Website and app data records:
──────────
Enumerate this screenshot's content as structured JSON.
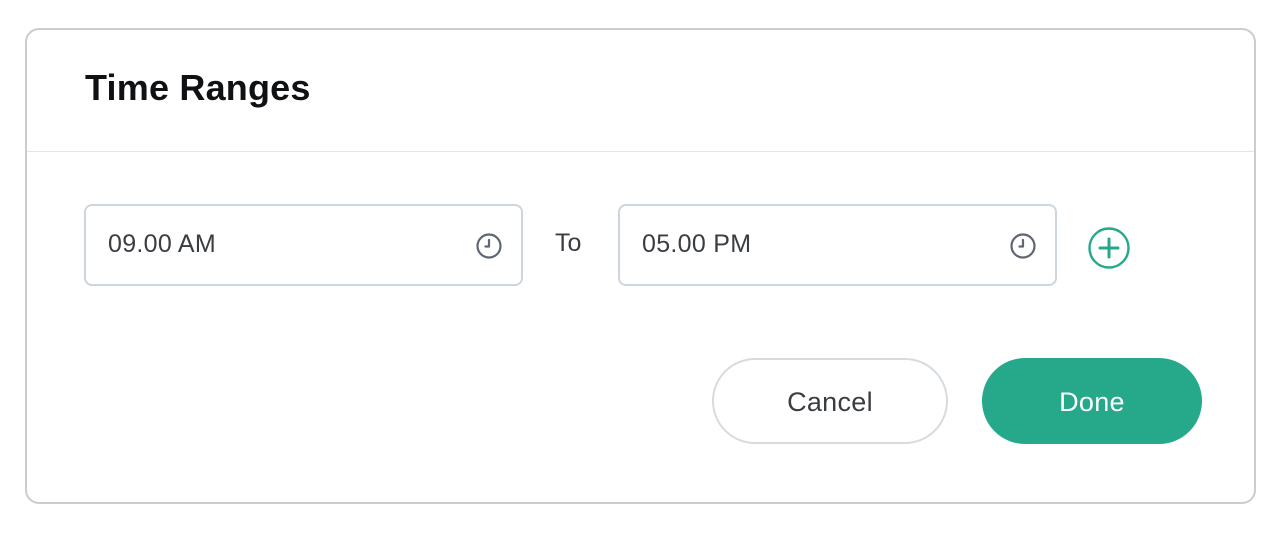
{
  "dialog": {
    "title": "Time Ranges"
  },
  "range": {
    "from_value": "09.00 AM",
    "separator": "To",
    "to_value": "05.00 PM"
  },
  "icons": {
    "from_clock": "clock-icon",
    "to_clock": "clock-icon",
    "add": "plus-circle-icon"
  },
  "actions": {
    "cancel_label": "Cancel",
    "done_label": "Done"
  },
  "colors": {
    "accent": "#25a98a",
    "icon_gray": "#5f6670",
    "border": "#cfd5dc",
    "text": "#3a3d42",
    "title": "#0f1114"
  }
}
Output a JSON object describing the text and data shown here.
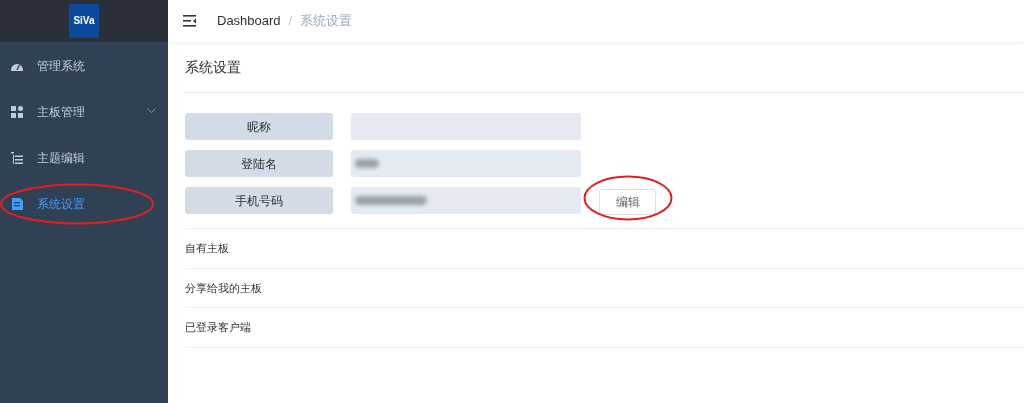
{
  "logo": {
    "text": "SiVa"
  },
  "sidebar": {
    "items": [
      {
        "label": "管理系统",
        "kind": "gauge",
        "selected": false,
        "circled": false,
        "expandable": false
      },
      {
        "label": "主板管理",
        "kind": "grid",
        "selected": false,
        "circled": false,
        "expandable": true
      },
      {
        "label": "主题编辑",
        "kind": "list",
        "selected": false,
        "circled": false,
        "expandable": false
      },
      {
        "label": "系统设置",
        "kind": "doc",
        "selected": true,
        "circled": true,
        "expandable": false
      }
    ]
  },
  "breadcrumb_separator": "/",
  "breadcrumb": [
    {
      "label": "Dashboard",
      "current": false
    },
    {
      "label": "系统设置",
      "current": true
    }
  ],
  "page_title": "系统设置",
  "form": [
    {
      "label": "昵称",
      "blurred": false
    },
    {
      "label": "登陆名",
      "blurred": true
    },
    {
      "label": "手机号码",
      "blurred": true,
      "button": {
        "label": "编辑",
        "circled": true
      }
    }
  ],
  "sections": [
    "自有主板",
    "分享给我的主板",
    "已登录客户端"
  ]
}
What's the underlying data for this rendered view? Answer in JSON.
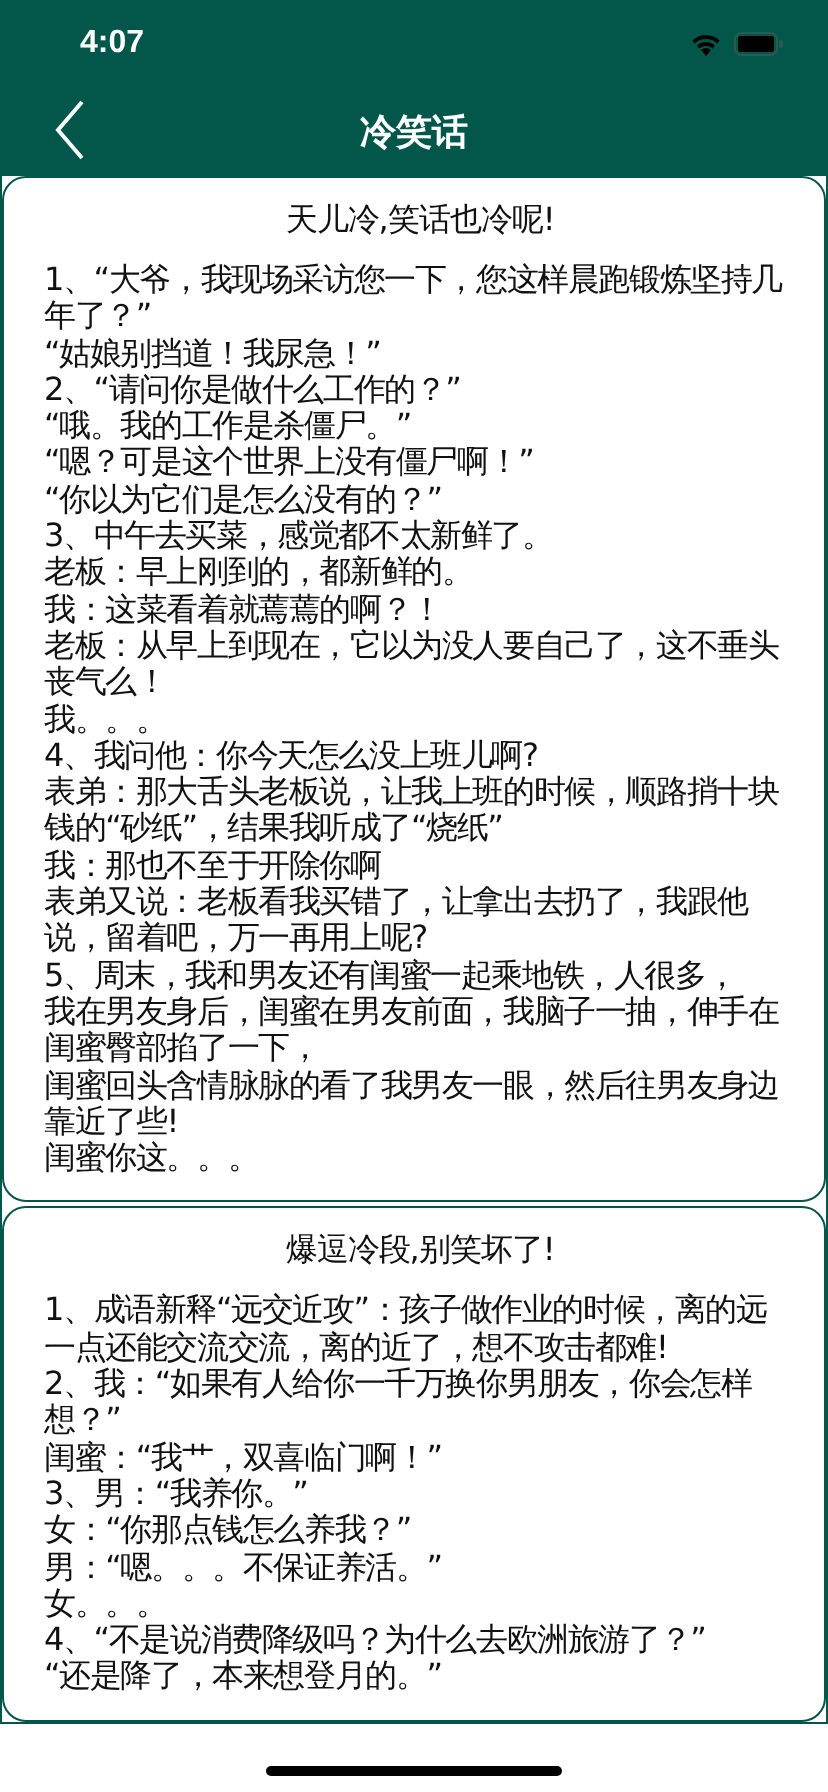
{
  "status_bar": {
    "time": "4:07"
  },
  "nav": {
    "title": "冷笑话"
  },
  "cards": [
    {
      "title": "天儿冷,笑话也冷呢!",
      "lines": [
        "1、“大爷，我现场采访您一下，您这样晨跑锻炼坚持几年了？”",
        "“姑娘别挡道！我尿急！”",
        "2、“请问你是做什么工作的？”",
        "“哦。我的工作是杀僵尸。”",
        "“嗯？可是这个世界上没有僵尸啊！”",
        "“你以为它们是怎么没有的？”",
        "3、中午去买菜，感觉都不太新鲜了。",
        "老板：早上刚到的，都新鲜的。",
        "我：这菜看着就蔫蔫的啊？！",
        "老板：从早上到现在，它以为没人要自己了，这不垂头丧气么！",
        "我。。。",
        "4、我问他：你今天怎么没上班儿啊?",
        "表弟：那大舌头老板说，让我上班的时候，顺路捎十块钱的“砂纸”，结果我听成了“烧纸”",
        "我：那也不至于开除你啊",
        "表弟又说：老板看我买错了，让拿出去扔了，我跟他说，留着吧，万一再用上呢?",
        "5、周末，我和男友还有闺蜜一起乘地铁，人很多，",
        "我在男友身后，闺蜜在男友前面，我脑子一抽，伸手在闺蜜臀部掐了一下，",
        "闺蜜回头含情脉脉的看了我男友一眼，然后往男友身边靠近了些!",
        "闺蜜你这。。。"
      ]
    },
    {
      "title": "爆逗冷段,别笑坏了!",
      "lines": [
        "1、成语新释“远交近攻”：孩子做作业的时候，离的远一点还能交流交流，离的近了，想不攻击都难!",
        "2、我：“如果有人给你一千万换你男朋友，你会怎样想？”",
        "闺蜜：“我艹，双喜临门啊！”",
        "3、男：“我养你。”",
        "女：“你那点钱怎么养我？”",
        "男：“嗯。。。不保证养活。”",
        "女。。。",
        "4、“不是说消费降级吗？为什么去欧洲旅游了？”",
        "“还是降了，本来想登月的。”"
      ]
    }
  ]
}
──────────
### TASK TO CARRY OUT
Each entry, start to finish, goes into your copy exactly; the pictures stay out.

### ANSWER AREA
Enumerate this screenshot's content as structured JSON.
{
  "dialog": {
    "title": "Time Ranges"
  },
  "range": {
    "from_value": "09.00 AM",
    "separator": "To",
    "to_value": "05.00 PM"
  },
  "icons": {
    "from_clock": "clock-icon",
    "to_clock": "clock-icon",
    "add": "plus-circle-icon"
  },
  "actions": {
    "cancel_label": "Cancel",
    "done_label": "Done"
  },
  "colors": {
    "accent": "#25a98a",
    "icon_gray": "#5f6670",
    "border": "#cfd5dc",
    "text": "#3a3d42",
    "title": "#0f1114"
  }
}
Output a JSON object describing the text and data shown here.
{
  "logo": {
    "text": "SiVa"
  },
  "sidebar": {
    "items": [
      {
        "label": "管理系统",
        "kind": "gauge",
        "selected": false,
        "circled": false,
        "expandable": false
      },
      {
        "label": "主板管理",
        "kind": "grid",
        "selected": false,
        "circled": false,
        "expandable": true
      },
      {
        "label": "主题编辑",
        "kind": "list",
        "selected": false,
        "circled": false,
        "expandable": false
      },
      {
        "label": "系统设置",
        "kind": "doc",
        "selected": true,
        "circled": true,
        "expandable": false
      }
    ]
  },
  "breadcrumb_separator": "/",
  "breadcrumb": [
    {
      "label": "Dashboard",
      "current": false
    },
    {
      "label": "系统设置",
      "current": true
    }
  ],
  "page_title": "系统设置",
  "form": [
    {
      "label": "昵称",
      "blurred": false
    },
    {
      "label": "登陆名",
      "blurred": true
    },
    {
      "label": "手机号码",
      "blurred": true,
      "button": {
        "label": "编辑",
        "circled": true
      }
    }
  ],
  "sections": [
    "自有主板",
    "分享给我的主板",
    "已登录客户端"
  ]
}
What's the underlying data for this rendered view? Answer in JSON.
{
  "status_bar": {
    "time": "4:07"
  },
  "nav": {
    "title": "冷笑话"
  },
  "cards": [
    {
      "title": "天儿冷,笑话也冷呢!",
      "lines": [
        "1、“大爷，我现场采访您一下，您这样晨跑锻炼坚持几年了？”",
        "“姑娘别挡道！我尿急！”",
        "2、“请问你是做什么工作的？”",
        "“哦。我的工作是杀僵尸。”",
        "“嗯？可是这个世界上没有僵尸啊！”",
        "“你以为它们是怎么没有的？”",
        "3、中午去买菜，感觉都不太新鲜了。",
        "老板：早上刚到的，都新鲜的。",
        "我：这菜看着就蔫蔫的啊？！",
        "老板：从早上到现在，它以为没人要自己了，这不垂头丧气么！",
        "我。。。",
        "4、我问他：你今天怎么没上班儿啊?",
        "表弟：那大舌头老板说，让我上班的时候，顺路捎十块钱的“砂纸”，结果我听成了“烧纸”",
        "我：那也不至于开除你啊",
        "表弟又说：老板看我买错了，让拿出去扔了，我跟他说，留着吧，万一再用上呢?",
        "5、周末，我和男友还有闺蜜一起乘地铁，人很多，",
        "我在男友身后，闺蜜在男友前面，我脑子一抽，伸手在闺蜜臀部掐了一下，",
        "闺蜜回头含情脉脉的看了我男友一眼，然后往男友身边靠近了些!",
        "闺蜜你这。。。"
      ]
    },
    {
      "title": "爆逗冷段,别笑坏了!",
      "lines": [
        "1、成语新释“远交近攻”：孩子做作业的时候，离的远一点还能交流交流，离的近了，想不攻击都难!",
        "2、我：“如果有人给你一千万换你男朋友，你会怎样想？”",
        "闺蜜：“我艹，双喜临门啊！”",
        "3、男：“我养你。”",
        "女：“你那点钱怎么养我？”",
        "男：“嗯。。。不保证养活。”",
        "女。。。",
        "4、“不是说消费降级吗？为什么去欧洲旅游了？”",
        "“还是降了，本来想登月的。”"
      ]
    }
  ]
}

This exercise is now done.